Recruitment Genius: New Business Sales Consultant - Mobile - OTE £35,000

£14000 - £35000 per annum: Recruitment Genius: This independent telecoms compa...

Recruitment Genius: New Business Sales Consultant - Unified - OTE £35,000

£14000 - £35000 per annum: Recruitment Genius: This independent telecoms compa...

Recruitment Genius: Trade Sales Consultant - Furniture

Negotiable: Recruitment Genius: This is an exciting opportunity to join a besp...

Day In a Page

Jeb Bush vs Hillary Clinton: The power dynamics of the two first families

Jeb Bush vs Hillary Clinton

Karen Tumulty explores the power dynamics of the two first families
Stockholm is rivalling Silicon Valley with a hotbed of technology start-ups

Stockholm is rivalling Silicon Valley

The Swedish capital is home to two of the most popular video games in the world, as well as thousands of technology start-ups worth hundreds of millions of pounds – and it's all happened since 2009
Did Japanese workers really get their symbols mixed up and display Santa on a crucifix?

Crucified Santa: Urban myth refuses to die

The story goes that Japanese store workers created a life-size effigy of a smiling "Father Kurisumasu" attached to a facsimile of Our Lord's final instrument of torture
Jennifer Saunders and Kate Moss join David Walliams on set for TV adaptation of The Boy in the Dress

The Boy in the Dress: On set with the stars

Walliams' story about a boy who goes to school in a dress will be shown this Christmas
La Famille Bélier is being touted as this year's Amelie - so why are many in the deaf community outraged by it?

Deaf community outraged by La Famille Bélier

The new film tells the story of a deaf-mute farming family and is being touted as this year's Amelie
10 best high-end laptops

10 best high-end laptops

From lightweight and zippy devices to gaming beasts, we test the latest in top-spec portable computers
Michael Carberry: ‘After such a tough time, I’m not sure I will stay in the game’

Michael Carberry: ‘After such a tough time, I’m not sure I will stay in the game’

The batsman has grown disillusioned after England’s Ashes debacle and allegations linking him to the Pietersen affair
Susie Wolff: A driving force in battle for equality behind the wheel

Susie Wolff: A driving force in battle for equality behind the wheel

The Williams driver has had plenty of doubters, but hopes she will be judged by her ability in the cockpit
Adam Gemili interview: 'No abs Adam' plans to muscle in on Usain Bolt's turf
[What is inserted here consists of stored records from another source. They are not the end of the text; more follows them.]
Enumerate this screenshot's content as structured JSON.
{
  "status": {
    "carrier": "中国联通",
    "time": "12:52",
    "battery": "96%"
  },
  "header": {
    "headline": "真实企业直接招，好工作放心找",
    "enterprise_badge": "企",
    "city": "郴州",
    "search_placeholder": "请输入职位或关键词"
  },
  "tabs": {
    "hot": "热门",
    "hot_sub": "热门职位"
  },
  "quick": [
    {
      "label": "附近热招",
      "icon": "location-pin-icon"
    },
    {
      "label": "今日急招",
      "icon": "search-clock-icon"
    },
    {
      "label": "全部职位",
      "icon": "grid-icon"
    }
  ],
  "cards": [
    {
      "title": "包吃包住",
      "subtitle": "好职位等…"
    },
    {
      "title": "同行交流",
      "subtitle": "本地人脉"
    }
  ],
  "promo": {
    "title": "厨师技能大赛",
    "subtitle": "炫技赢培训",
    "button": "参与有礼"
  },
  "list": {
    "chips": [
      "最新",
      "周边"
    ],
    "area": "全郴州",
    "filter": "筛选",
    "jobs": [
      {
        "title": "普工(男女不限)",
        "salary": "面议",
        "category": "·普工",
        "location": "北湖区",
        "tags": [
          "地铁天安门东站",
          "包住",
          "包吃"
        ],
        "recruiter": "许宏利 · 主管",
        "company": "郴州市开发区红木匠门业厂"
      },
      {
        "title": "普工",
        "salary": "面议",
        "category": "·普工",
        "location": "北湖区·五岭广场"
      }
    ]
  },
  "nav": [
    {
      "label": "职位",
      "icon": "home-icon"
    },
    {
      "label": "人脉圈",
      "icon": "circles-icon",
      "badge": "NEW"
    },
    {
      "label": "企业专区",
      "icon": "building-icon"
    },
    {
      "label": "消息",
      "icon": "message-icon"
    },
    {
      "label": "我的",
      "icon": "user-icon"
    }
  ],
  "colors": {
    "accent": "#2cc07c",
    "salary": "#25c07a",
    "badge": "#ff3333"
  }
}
'No abs Adam' plans to muscle in on Usain Bolt's turf

After a year touched by tragedy, Adam Gemili wants to become the sixth Briton to run a sub-10sec 100m
Calls for a military mental health 'quality mark'

Homeless Veterans campaign

Expert calls for military mental health 'quality mark'
Racton Man: Analysis shows famous skeleton was a 6ft Bronze Age superman

Meet Racton Man

Analysis shows famous skeleton was a 6ft Bronze Age superman
Garden Bridge: St Paul’s adds to £175m project’s troubled waters

Garden Bridge

St Paul’s adds to £175m project’s troubled waters
Stuff your own Christmas mouse ornament: An evening class in taxidermy with a festive feel

Stuff your own Christmas mouse ornament

An evening class in taxidermy with a festive feel
Joint Enterprise: The legal doctrine which critics say has caused hundreds of miscarriages of justice

Joint Enterprise

The legal doctrine which critics say has caused hundreds of miscarriages of justice
Freud and Eros: Love, Lust and Longing at the Freud Museum: Objects of Desire

Freud and Eros

Love, Lust and Longing at the Freud Museum